## Task prompt
Pull every line holding the string "annotation" from the records below.

## App and web page records
========
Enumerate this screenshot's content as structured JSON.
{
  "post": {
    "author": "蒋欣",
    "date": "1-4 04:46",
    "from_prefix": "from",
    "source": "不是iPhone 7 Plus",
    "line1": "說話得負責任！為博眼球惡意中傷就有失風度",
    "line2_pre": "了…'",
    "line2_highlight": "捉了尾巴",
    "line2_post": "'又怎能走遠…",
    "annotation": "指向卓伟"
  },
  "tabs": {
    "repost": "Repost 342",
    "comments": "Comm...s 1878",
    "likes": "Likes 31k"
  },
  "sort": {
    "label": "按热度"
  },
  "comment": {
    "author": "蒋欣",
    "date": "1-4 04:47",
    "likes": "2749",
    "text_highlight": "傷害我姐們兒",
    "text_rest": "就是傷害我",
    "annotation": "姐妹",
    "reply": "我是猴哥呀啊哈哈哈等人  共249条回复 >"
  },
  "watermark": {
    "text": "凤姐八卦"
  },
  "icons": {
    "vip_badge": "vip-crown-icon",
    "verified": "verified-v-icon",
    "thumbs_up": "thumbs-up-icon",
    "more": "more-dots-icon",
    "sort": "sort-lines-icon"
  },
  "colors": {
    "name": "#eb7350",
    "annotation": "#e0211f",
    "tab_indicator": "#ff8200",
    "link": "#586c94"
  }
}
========
## Exercise answer
    "annotation": "指向卓伟"
    "annotation": "姐妹",
    "annotation": "#e0211f",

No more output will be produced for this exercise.